◆ **Your instructions**:
Your job here is to restate every record exactly, pictures excluded.
+++ Material provided +++
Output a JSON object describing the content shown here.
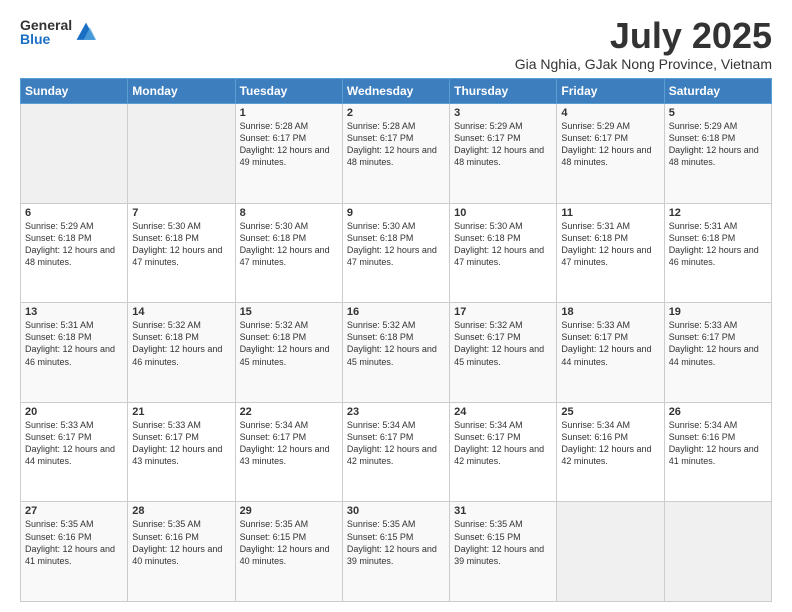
{
  "header": {
    "logo_general": "General",
    "logo_blue": "Blue",
    "month_title": "July 2025",
    "location": "Gia Nghia, GJak Nong Province, Vietnam"
  },
  "days_of_week": [
    "Sunday",
    "Monday",
    "Tuesday",
    "Wednesday",
    "Thursday",
    "Friday",
    "Saturday"
  ],
  "weeks": [
    [
      {
        "day": "",
        "info": ""
      },
      {
        "day": "",
        "info": ""
      },
      {
        "day": "1",
        "info": "Sunrise: 5:28 AM\nSunset: 6:17 PM\nDaylight: 12 hours and 49 minutes."
      },
      {
        "day": "2",
        "info": "Sunrise: 5:28 AM\nSunset: 6:17 PM\nDaylight: 12 hours and 48 minutes."
      },
      {
        "day": "3",
        "info": "Sunrise: 5:29 AM\nSunset: 6:17 PM\nDaylight: 12 hours and 48 minutes."
      },
      {
        "day": "4",
        "info": "Sunrise: 5:29 AM\nSunset: 6:17 PM\nDaylight: 12 hours and 48 minutes."
      },
      {
        "day": "5",
        "info": "Sunrise: 5:29 AM\nSunset: 6:18 PM\nDaylight: 12 hours and 48 minutes."
      }
    ],
    [
      {
        "day": "6",
        "info": "Sunrise: 5:29 AM\nSunset: 6:18 PM\nDaylight: 12 hours and 48 minutes."
      },
      {
        "day": "7",
        "info": "Sunrise: 5:30 AM\nSunset: 6:18 PM\nDaylight: 12 hours and 47 minutes."
      },
      {
        "day": "8",
        "info": "Sunrise: 5:30 AM\nSunset: 6:18 PM\nDaylight: 12 hours and 47 minutes."
      },
      {
        "day": "9",
        "info": "Sunrise: 5:30 AM\nSunset: 6:18 PM\nDaylight: 12 hours and 47 minutes."
      },
      {
        "day": "10",
        "info": "Sunrise: 5:30 AM\nSunset: 6:18 PM\nDaylight: 12 hours and 47 minutes."
      },
      {
        "day": "11",
        "info": "Sunrise: 5:31 AM\nSunset: 6:18 PM\nDaylight: 12 hours and 47 minutes."
      },
      {
        "day": "12",
        "info": "Sunrise: 5:31 AM\nSunset: 6:18 PM\nDaylight: 12 hours and 46 minutes."
      }
    ],
    [
      {
        "day": "13",
        "info": "Sunrise: 5:31 AM\nSunset: 6:18 PM\nDaylight: 12 hours and 46 minutes."
      },
      {
        "day": "14",
        "info": "Sunrise: 5:32 AM\nSunset: 6:18 PM\nDaylight: 12 hours and 46 minutes."
      },
      {
        "day": "15",
        "info": "Sunrise: 5:32 AM\nSunset: 6:18 PM\nDaylight: 12 hours and 45 minutes."
      },
      {
        "day": "16",
        "info": "Sunrise: 5:32 AM\nSunset: 6:18 PM\nDaylight: 12 hours and 45 minutes."
      },
      {
        "day": "17",
        "info": "Sunrise: 5:32 AM\nSunset: 6:17 PM\nDaylight: 12 hours and 45 minutes."
      },
      {
        "day": "18",
        "info": "Sunrise: 5:33 AM\nSunset: 6:17 PM\nDaylight: 12 hours and 44 minutes."
      },
      {
        "day": "19",
        "info": "Sunrise: 5:33 AM\nSunset: 6:17 PM\nDaylight: 12 hours and 44 minutes."
      }
    ],
    [
      {
        "day": "20",
        "info": "Sunrise: 5:33 AM\nSunset: 6:17 PM\nDaylight: 12 hours and 44 minutes."
      },
      {
        "day": "21",
        "info": "Sunrise: 5:33 AM\nSunset: 6:17 PM\nDaylight: 12 hours and 43 minutes."
      },
      {
        "day": "22",
        "info": "Sunrise: 5:34 AM\nSunset: 6:17 PM\nDaylight: 12 hours and 43 minutes."
      },
      {
        "day": "23",
        "info": "Sunrise: 5:34 AM\nSunset: 6:17 PM\nDaylight: 12 hours and 42 minutes."
      },
      {
        "day": "24",
        "info": "Sunrise: 5:34 AM\nSunset: 6:17 PM\nDaylight: 12 hours and 42 minutes."
      },
      {
        "day": "25",
        "info": "Sunrise: 5:34 AM\nSunset: 6:16 PM\nDaylight: 12 hours and 42 minutes."
      },
      {
        "day": "26",
        "info": "Sunrise: 5:34 AM\nSunset: 6:16 PM\nDaylight: 12 hours and 41 minutes."
      }
    ],
    [
      {
        "day": "27",
        "info": "Sunrise: 5:35 AM\nSunset: 6:16 PM\nDaylight: 12 hours and 41 minutes."
      },
      {
        "day": "28",
        "info": "Sunrise: 5:35 AM\nSunset: 6:16 PM\nDaylight: 12 hours and 40 minutes."
      },
      {
        "day": "29",
        "info": "Sunrise: 5:35 AM\nSunset: 6:15 PM\nDaylight: 12 hours and 40 minutes."
      },
      {
        "day": "30",
        "info": "Sunrise: 5:35 AM\nSunset: 6:15 PM\nDaylight: 12 hours and 39 minutes."
      },
      {
        "day": "31",
        "info": "Sunrise: 5:35 AM\nSunset: 6:15 PM\nDaylight: 12 hours and 39 minutes."
      },
      {
        "day": "",
        "info": ""
      },
      {
        "day": "",
        "info": ""
      }
    ]
  ]
}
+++
◆ **Problem solution**:
Output a JSON object describing the content shown here.
{
  "header": {
    "logo_general": "General",
    "logo_blue": "Blue",
    "month_title": "July 2025",
    "location": "Gia Nghia, GJak Nong Province, Vietnam"
  },
  "days_of_week": [
    "Sunday",
    "Monday",
    "Tuesday",
    "Wednesday",
    "Thursday",
    "Friday",
    "Saturday"
  ],
  "weeks": [
    [
      {
        "day": "",
        "info": ""
      },
      {
        "day": "",
        "info": ""
      },
      {
        "day": "1",
        "info": "Sunrise: 5:28 AM\nSunset: 6:17 PM\nDaylight: 12 hours and 49 minutes."
      },
      {
        "day": "2",
        "info": "Sunrise: 5:28 AM\nSunset: 6:17 PM\nDaylight: 12 hours and 48 minutes."
      },
      {
        "day": "3",
        "info": "Sunrise: 5:29 AM\nSunset: 6:17 PM\nDaylight: 12 hours and 48 minutes."
      },
      {
        "day": "4",
        "info": "Sunrise: 5:29 AM\nSunset: 6:17 PM\nDaylight: 12 hours and 48 minutes."
      },
      {
        "day": "5",
        "info": "Sunrise: 5:29 AM\nSunset: 6:18 PM\nDaylight: 12 hours and 48 minutes."
      }
    ],
    [
      {
        "day": "6",
        "info": "Sunrise: 5:29 AM\nSunset: 6:18 PM\nDaylight: 12 hours and 48 minutes."
      },
      {
        "day": "7",
        "info": "Sunrise: 5:30 AM\nSunset: 6:18 PM\nDaylight: 12 hours and 47 minutes."
      },
      {
        "day": "8",
        "info": "Sunrise: 5:30 AM\nSunset: 6:18 PM\nDaylight: 12 hours and 47 minutes."
      },
      {
        "day": "9",
        "info": "Sunrise: 5:30 AM\nSunset: 6:18 PM\nDaylight: 12 hours and 47 minutes."
      },
      {
        "day": "10",
        "info": "Sunrise: 5:30 AM\nSunset: 6:18 PM\nDaylight: 12 hours and 47 minutes."
      },
      {
        "day": "11",
        "info": "Sunrise: 5:31 AM\nSunset: 6:18 PM\nDaylight: 12 hours and 47 minutes."
      },
      {
        "day": "12",
        "info": "Sunrise: 5:31 AM\nSunset: 6:18 PM\nDaylight: 12 hours and 46 minutes."
      }
    ],
    [
      {
        "day": "13",
        "info": "Sunrise: 5:31 AM\nSunset: 6:18 PM\nDaylight: 12 hours and 46 minutes."
      },
      {
        "day": "14",
        "info": "Sunrise: 5:32 AM\nSunset: 6:18 PM\nDaylight: 12 hours and 46 minutes."
      },
      {
        "day": "15",
        "info": "Sunrise: 5:32 AM\nSunset: 6:18 PM\nDaylight: 12 hours and 45 minutes."
      },
      {
        "day": "16",
        "info": "Sunrise: 5:32 AM\nSunset: 6:18 PM\nDaylight: 12 hours and 45 minutes."
      },
      {
        "day": "17",
        "info": "Sunrise: 5:32 AM\nSunset: 6:17 PM\nDaylight: 12 hours and 45 minutes."
      },
      {
        "day": "18",
        "info": "Sunrise: 5:33 AM\nSunset: 6:17 PM\nDaylight: 12 hours and 44 minutes."
      },
      {
        "day": "19",
        "info": "Sunrise: 5:33 AM\nSunset: 6:17 PM\nDaylight: 12 hours and 44 minutes."
      }
    ],
    [
      {
        "day": "20",
        "info": "Sunrise: 5:33 AM\nSunset: 6:17 PM\nDaylight: 12 hours and 44 minutes."
      },
      {
        "day": "21",
        "info": "Sunrise: 5:33 AM\nSunset: 6:17 PM\nDaylight: 12 hours and 43 minutes."
      },
      {
        "day": "22",
        "info": "Sunrise: 5:34 AM\nSunset: 6:17 PM\nDaylight: 12 hours and 43 minutes."
      },
      {
        "day": "23",
        "info": "Sunrise: 5:34 AM\nSunset: 6:17 PM\nDaylight: 12 hours and 42 minutes."
      },
      {
        "day": "24",
        "info": "Sunrise: 5:34 AM\nSunset: 6:17 PM\nDaylight: 12 hours and 42 minutes."
      },
      {
        "day": "25",
        "info": "Sunrise: 5:34 AM\nSunset: 6:16 PM\nDaylight: 12 hours and 42 minutes."
      },
      {
        "day": "26",
        "info": "Sunrise: 5:34 AM\nSunset: 6:16 PM\nDaylight: 12 hours and 41 minutes."
      }
    ],
    [
      {
        "day": "27",
        "info": "Sunrise: 5:35 AM\nSunset: 6:16 PM\nDaylight: 12 hours and 41 minutes."
      },
      {
        "day": "28",
        "info": "Sunrise: 5:35 AM\nSunset: 6:16 PM\nDaylight: 12 hours and 40 minutes."
      },
      {
        "day": "29",
        "info": "Sunrise: 5:35 AM\nSunset: 6:15 PM\nDaylight: 12 hours and 40 minutes."
      },
      {
        "day": "30",
        "info": "Sunrise: 5:35 AM\nSunset: 6:15 PM\nDaylight: 12 hours and 39 minutes."
      },
      {
        "day": "31",
        "info": "Sunrise: 5:35 AM\nSunset: 6:15 PM\nDaylight: 12 hours and 39 minutes."
      },
      {
        "day": "",
        "info": ""
      },
      {
        "day": "",
        "info": ""
      }
    ]
  ]
}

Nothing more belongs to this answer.